Where a record contains a picture, omit the picture and repeat the rest exactly.
··· Information supplied ···
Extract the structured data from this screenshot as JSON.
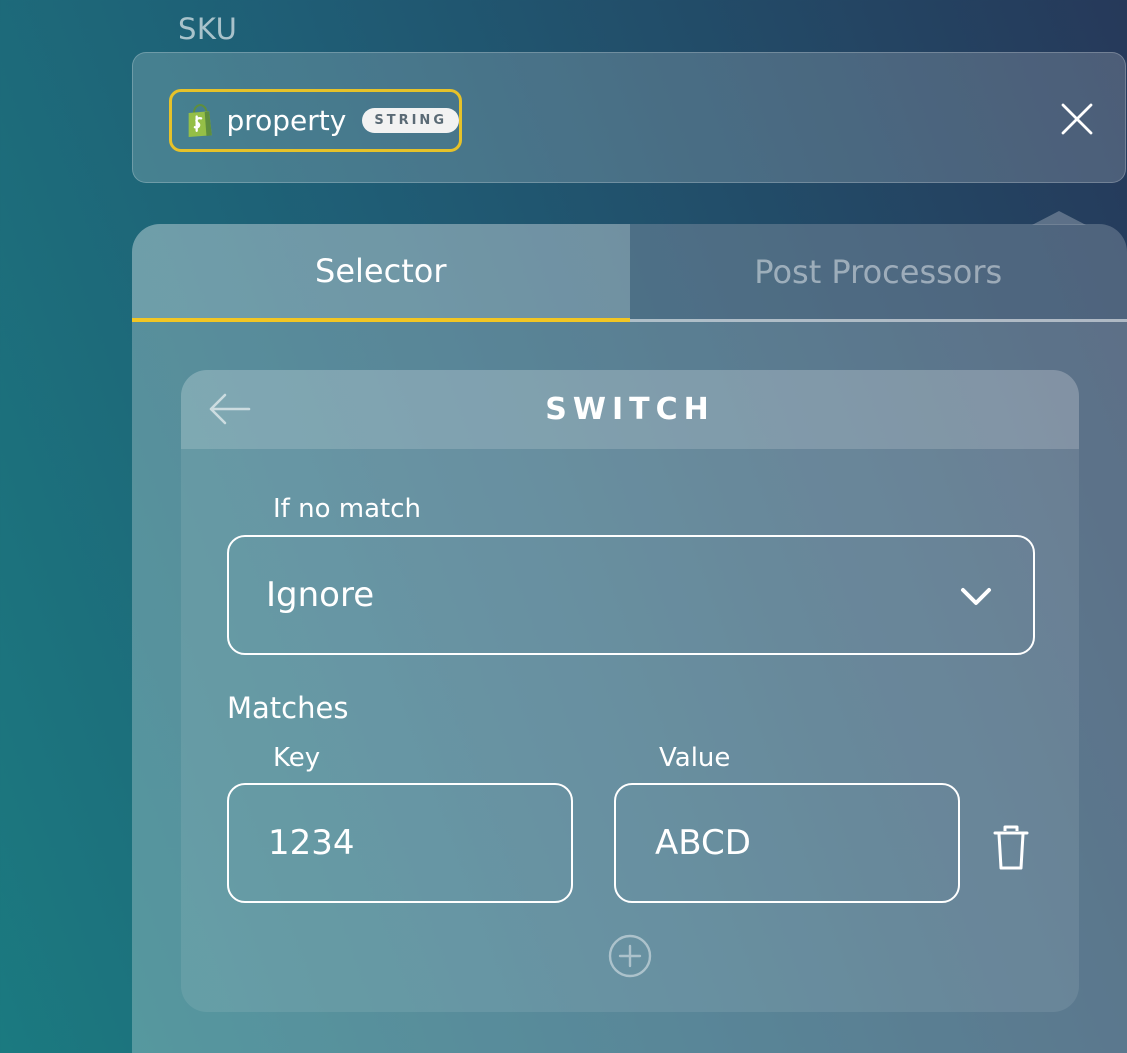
{
  "field": {
    "label": "SKU",
    "chip": {
      "icon": "shopify-bag-icon",
      "name": "property",
      "type": "STRING"
    },
    "close_icon": "close-icon"
  },
  "tabs": [
    {
      "label": "Selector",
      "active": true
    },
    {
      "label": "Post Processors",
      "active": false
    }
  ],
  "switch_card": {
    "title": "SWITCH",
    "back_icon": "arrow-left-icon",
    "no_match": {
      "label": "If no match",
      "selected": "Ignore"
    },
    "matches": {
      "heading": "Matches",
      "key_label": "Key",
      "value_label": "Value",
      "rows": [
        {
          "key": "1234",
          "value": "ABCD"
        }
      ],
      "delete_icon": "trash-icon",
      "add_icon": "plus-circle-icon"
    }
  },
  "colors": {
    "accent": "#f2c623",
    "chip_border": "#e6c229",
    "shopify_green": "#95bf47"
  }
}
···
### [Answer area]
Extract the structured data from this screenshot as JSON.
{
  "field": {
    "label": "SKU",
    "chip": {
      "icon": "shopify-bag-icon",
      "name": "property",
      "type": "STRING"
    },
    "close_icon": "close-icon"
  },
  "tabs": [
    {
      "label": "Selector",
      "active": true
    },
    {
      "label": "Post Processors",
      "active": false
    }
  ],
  "switch_card": {
    "title": "SWITCH",
    "back_icon": "arrow-left-icon",
    "no_match": {
      "label": "If no match",
      "selected": "Ignore"
    },
    "matches": {
      "heading": "Matches",
      "key_label": "Key",
      "value_label": "Value",
      "rows": [
        {
          "key": "1234",
          "value": "ABCD"
        }
      ],
      "delete_icon": "trash-icon",
      "add_icon": "plus-circle-icon"
    }
  },
  "colors": {
    "accent": "#f2c623",
    "chip_border": "#e6c229",
    "shopify_green": "#95bf47"
  }
}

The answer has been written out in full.